Restorative approaches to supporting people after care harm
Closing their book “Mistakes Were Made (but not by me)” Tavris and Aronson write “in the final analysis, the test…of an individual’s integrity does not depend on being error free. It depends on what we do after making the error”. The converse of making an error or otherwise getting something wrong in medicine is, for patients, dealing with having been badly let down.
It is true that we tend to judge people by how they behave when they’ve done something that turns out badly, and also when wrong is done to them.
But how people behave is not just a matter of moral character. It is also a matter of moral skill. Few people have an innate understanding of what to do for the best after a serious incident or medical mistake.
And – as Tavris and Aronson show – even professionals of undoubted integrity struggle with the psychological impact of making a serious mistake, using denial and self-justification to assuage their guilt.
I developed Restorative Review as a way of supporting people when things go wrong in the course of providing or receiving medical care. The aim was to supply an opportunity to talk about difficult moral topics – such as shame, guilt and forgiveness – when relationships of trust are called into question.
There are two sides to error – those who make the error and those affected. When medical errors result in harm, there is obviously physical harm. But the psychological repercussions can have a devastating effect that goes on to affect both parties to the error, and also those around them.
The converse of making an error or otherwise getting something wrong in medicine is, for patients and their supporters, dealing with having been badly let down. This is an incredibly hard feeling to admit to and to live with. Being let down can bring the feeling that you have been diminished, have lost value, are lesser, somehow, than you thought you were. Belittled. Who wants to acknowledge that to themselves?
I no longer provide one to one support (I have kept this post on Restorative Review as a reference point) but focus instead on advocating for, and helping to design, appropriate supportive provision for both professionals and patients.
Why ‘Restorative Review’?
‘Restorative Justice’ brings two parties into dialogue after one has wronged the other. But what if one of the parties either cannot or will not participate? Could having an opportunity to talk about the moral dimensions of doing wrong or being done wrong – without the other present – nevertheless be of value? I believe it can make a difference to both professionals and patients, but each has different needs.
My first aim, when I thought about supporting professionals, was to help them act with grace and kindness to patients, their supporters, and to themselves. This is not easy in the aftermath of serious error. (A much cited account of what professionals experience is by Scott and colleagues, on open access in BMJ Quality and Safety) A long term aim behind providing support to professionals is to make medicine safer by promoting candour, compassion, and constructive responses to performance concerns, patient complaints and medical harm.

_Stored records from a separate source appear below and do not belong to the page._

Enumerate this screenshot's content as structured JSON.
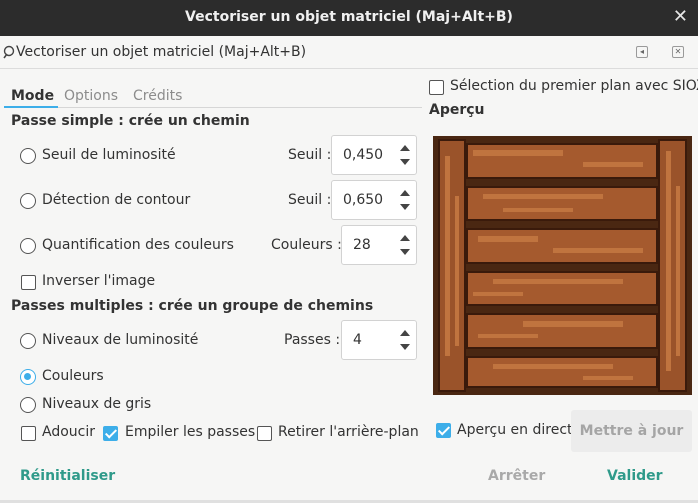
{
  "window": {
    "title": "Vectoriser un objet matriciel (Maj+Alt+B)",
    "close_glyph": "✕"
  },
  "dialog": {
    "title": "Vectoriser un objet matriciel (Maj+Alt+B)",
    "icon": "trace-bitmap-icon",
    "collapse_glyph": "◂",
    "close_glyph": "✕"
  },
  "tabs": [
    {
      "label": "Mode",
      "active": true
    },
    {
      "label": "Options",
      "active": false
    },
    {
      "label": "Crédits",
      "active": false
    }
  ],
  "single_scan": {
    "title": "Passe simple : crée un chemin",
    "options": [
      {
        "label": "Seuil de luminosité",
        "selected": false,
        "param_label": "Seuil :",
        "param_value": "0,450"
      },
      {
        "label": "Détection de contour",
        "selected": false,
        "param_label": "Seuil :",
        "param_value": "0,650"
      },
      {
        "label": "Quantification des couleurs",
        "selected": false,
        "param_label": "Couleurs :",
        "param_value": "28"
      }
    ],
    "invert": {
      "label": "Inverser l'image",
      "checked": false
    }
  },
  "multi_scan": {
    "title": "Passes multiples : crée un groupe de chemins",
    "options": [
      {
        "label": "Niveaux de luminosité",
        "selected": false,
        "param_label": "Passes :",
        "param_value": "4"
      },
      {
        "label": "Couleurs",
        "selected": true
      },
      {
        "label": "Niveaux de gris",
        "selected": false
      }
    ],
    "smooth": {
      "label": "Adoucir",
      "checked": false
    },
    "stack": {
      "label": "Empiler les passes",
      "checked": true
    },
    "remove_bg": {
      "label": "Retirer l'arrière-plan",
      "checked": false
    }
  },
  "siox": {
    "label": "Sélection du premier plan avec SIOX",
    "checked": false
  },
  "preview": {
    "title": "Aperçu",
    "live": {
      "label": "Aperçu en direct",
      "checked": true
    },
    "update_label": "Mettre à jour",
    "colors": {
      "frame": "#4a2712",
      "plank": "#a55a2e",
      "plank_light": "#c0743f",
      "groove": "#3a1a0b"
    }
  },
  "footer": {
    "reset": "Réinitialiser",
    "stop": "Arrêter",
    "ok": "Valider"
  },
  "colors": {
    "accent": "#3daee9",
    "footer_action": "#2f9a8a",
    "disabled": "#a9a9a9",
    "titlebar": "#2c2c2c"
  }
}
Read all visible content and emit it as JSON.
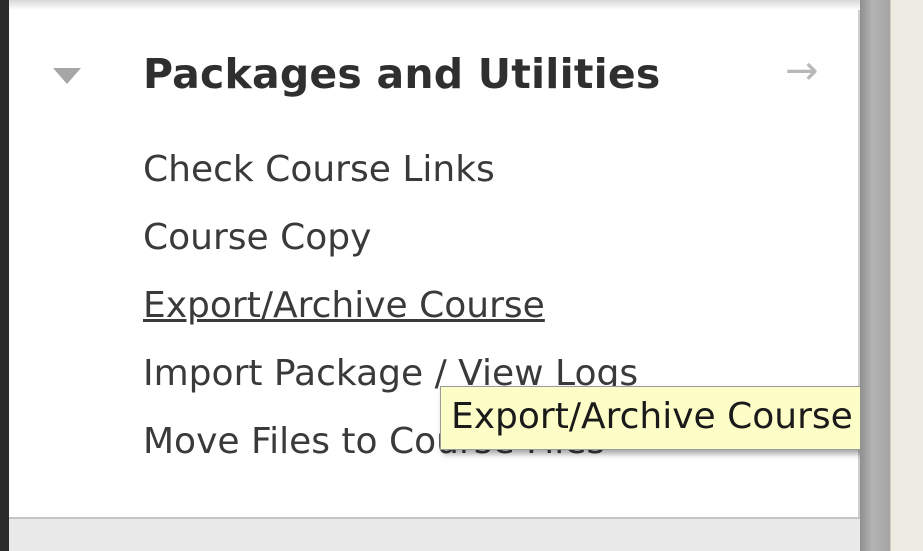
{
  "section": {
    "title": "Packages and Utilities",
    "expanded": true,
    "toggle_icon": "triangle-down-icon",
    "action_icon": "arrow-right-icon",
    "arrow_glyph": "→",
    "items": [
      {
        "label": "Check Course Links"
      },
      {
        "label": "Course Copy"
      },
      {
        "label": "Export/Archive Course",
        "hovered": true
      },
      {
        "label": "Import Package / View Logs"
      },
      {
        "label": "Move Files to Course Files"
      }
    ]
  },
  "tooltip": {
    "text": "Export/Archive Course"
  },
  "colors": {
    "panel_bg": "#ffffff",
    "text": "#3a3a3a",
    "tooltip_bg": "#fdfdc8"
  }
}
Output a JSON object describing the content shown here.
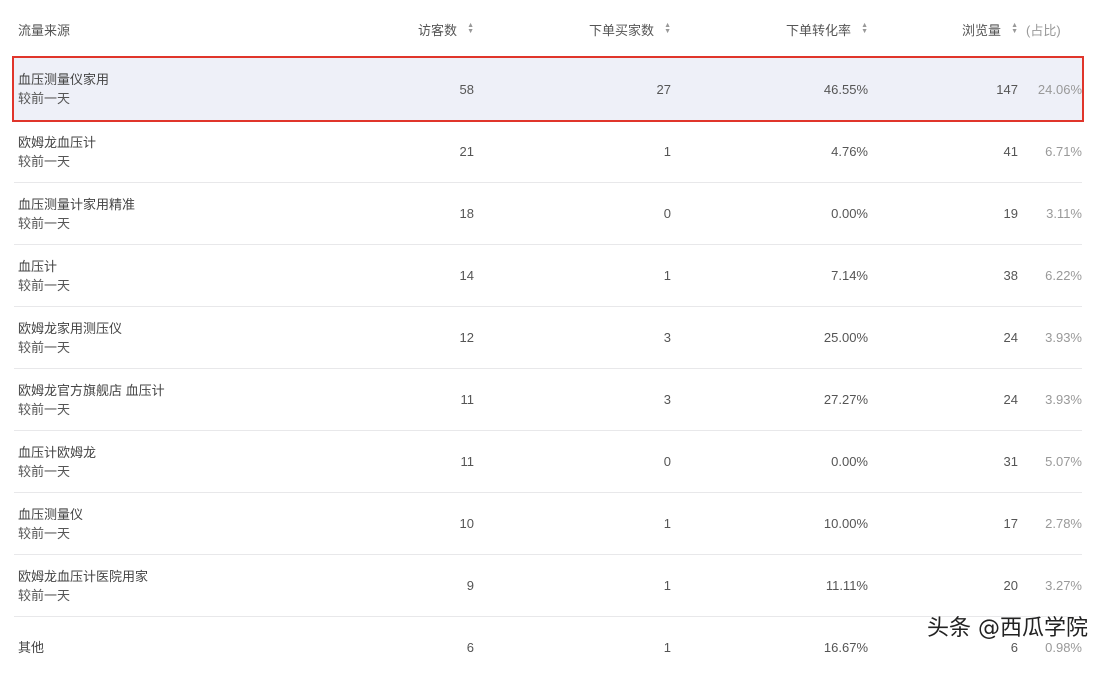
{
  "header": {
    "source": "流量来源",
    "visitors": "访客数",
    "buyers": "下单买家数",
    "rate": "下单转化率",
    "views": "浏览量",
    "share": "(占比)"
  },
  "rows": [
    {
      "name": "血压测量仪家用",
      "sub": "较前一天",
      "visitors": "58",
      "buyers": "27",
      "rate": "46.55%",
      "views": "147",
      "share": "24.06%"
    },
    {
      "name": "欧姆龙血压计",
      "sub": "较前一天",
      "visitors": "21",
      "buyers": "1",
      "rate": "4.76%",
      "views": "41",
      "share": "6.71%"
    },
    {
      "name": "血压测量计家用精准",
      "sub": "较前一天",
      "visitors": "18",
      "buyers": "0",
      "rate": "0.00%",
      "views": "19",
      "share": "3.11%"
    },
    {
      "name": "血压计",
      "sub": "较前一天",
      "visitors": "14",
      "buyers": "1",
      "rate": "7.14%",
      "views": "38",
      "share": "6.22%"
    },
    {
      "name": "欧姆龙家用测压仪",
      "sub": "较前一天",
      "visitors": "12",
      "buyers": "3",
      "rate": "25.00%",
      "views": "24",
      "share": "3.93%"
    },
    {
      "name": "欧姆龙官方旗舰店 血压计",
      "sub": "较前一天",
      "visitors": "11",
      "buyers": "3",
      "rate": "27.27%",
      "views": "24",
      "share": "3.93%"
    },
    {
      "name": "血压计欧姆龙",
      "sub": "较前一天",
      "visitors": "11",
      "buyers": "0",
      "rate": "0.00%",
      "views": "31",
      "share": "5.07%"
    },
    {
      "name": "血压测量仪",
      "sub": "较前一天",
      "visitors": "10",
      "buyers": "1",
      "rate": "10.00%",
      "views": "17",
      "share": "2.78%"
    },
    {
      "name": "欧姆龙血压计医院用家",
      "sub": "较前一天",
      "visitors": "9",
      "buyers": "1",
      "rate": "11.11%",
      "views": "20",
      "share": "3.27%"
    },
    {
      "name": "其他",
      "sub": "",
      "visitors": "6",
      "buyers": "1",
      "rate": "16.67%",
      "views": "6",
      "share": "0.98%"
    }
  ],
  "watermark": "头条 @西瓜学院",
  "colors": {
    "highlight_border": "#e0352b",
    "highlight_bg": "#eef0f8"
  }
}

Listening to patients and their loved ones (especially in the awful cases of patients who had died) our conversations suggested they needed a space to talk about ‘unacceptable’ feelings that are not about making care safer for others, nor part of complaints processes, nor spoken of in clinical negligence claims. These difficult, sometimes buried feelings, included self-blame, the sense of belittlement I wrote about above, complete loss of trust in the system including loss of trust in those whose job was supposedly to help them, disappointment, frustration, resentment, anger and despair.
Restorative Review drew on research evidence and insights from diverse fields including moral philosophy, social pychology, conflict resolution, bereavement counselling, and world faiths. It was offered as one-to-one support, and had affinity with both coaching and mediation. However, the focus was always on how deep moral values and moral experiences influence our feelings and behaviour, sometimes in unexpected ways.
Depending on what was needed we would look closely at the powerful moral stories, emotions and expectations that surround medicine, and what happened when professional expertise was called into question in some way.
Moral stories and associated feelings play a significant role in shaping how people respond to troubling events.
On the professional side they can underpin helpful moral behaviours such as listening, apologising, being accountable and demonstrating understanding when people are hostile to you. But they can also also underlie negative behaviours such as destructive self-blame, denial, recrimination, perfectionism, and scapegoating. On the patient and supporter side, personal moral histories give rise to powerful expectations about how people should and should not behave towards you, what should and should not be done, and what it means to you when such expectations are not met.
You can read a a powerful account by ‘Jasmine’ about how she felt both supported and liberated through her experience of restorative review here.